Items from a dataset:
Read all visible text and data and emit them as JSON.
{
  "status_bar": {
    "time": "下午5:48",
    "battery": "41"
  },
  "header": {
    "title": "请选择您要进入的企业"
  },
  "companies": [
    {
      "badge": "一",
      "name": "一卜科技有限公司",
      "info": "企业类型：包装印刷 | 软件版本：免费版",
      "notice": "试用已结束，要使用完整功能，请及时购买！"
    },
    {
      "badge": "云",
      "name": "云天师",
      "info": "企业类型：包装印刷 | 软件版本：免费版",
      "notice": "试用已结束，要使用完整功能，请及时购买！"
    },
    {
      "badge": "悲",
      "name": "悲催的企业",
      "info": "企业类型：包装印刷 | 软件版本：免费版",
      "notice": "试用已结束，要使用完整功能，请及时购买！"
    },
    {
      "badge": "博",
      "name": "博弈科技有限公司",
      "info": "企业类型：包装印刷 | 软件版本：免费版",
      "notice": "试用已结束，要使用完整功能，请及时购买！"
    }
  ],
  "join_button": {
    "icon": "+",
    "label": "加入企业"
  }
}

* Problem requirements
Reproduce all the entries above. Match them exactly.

* Finished exercise
Read all visible text and data and emit them as JSON.
{
  "status_bar": {
    "time": "下午5:48",
    "battery": "41"
  },
  "header": {
    "title": "请选择您要进入的企业"
  },
  "companies": [
    {
      "badge": "一",
      "name": "一卜科技有限公司",
      "info": "企业类型：包装印刷 | 软件版本：免费版",
      "notice": "试用已结束，要使用完整功能，请及时购买！"
    },
    {
      "badge": "云",
      "name": "云天师",
      "info": "企业类型：包装印刷 | 软件版本：免费版",
      "notice": "试用已结束，要使用完整功能，请及时购买！"
    },
    {
      "badge": "悲",
      "name": "悲催的企业",
      "info": "企业类型：包装印刷 | 软件版本：免费版",
      "notice": "试用已结束，要使用完整功能，请及时购买！"
    },
    {
      "badge": "博",
      "name": "博弈科技有限公司",
      "info": "企业类型：包装印刷 | 软件版本：免费版",
      "notice": "试用已结束，要使用完整功能，请及时购买！"
    }
  ],
  "join_button": {
    "icon": "+",
    "label": "加入企业"
  }
}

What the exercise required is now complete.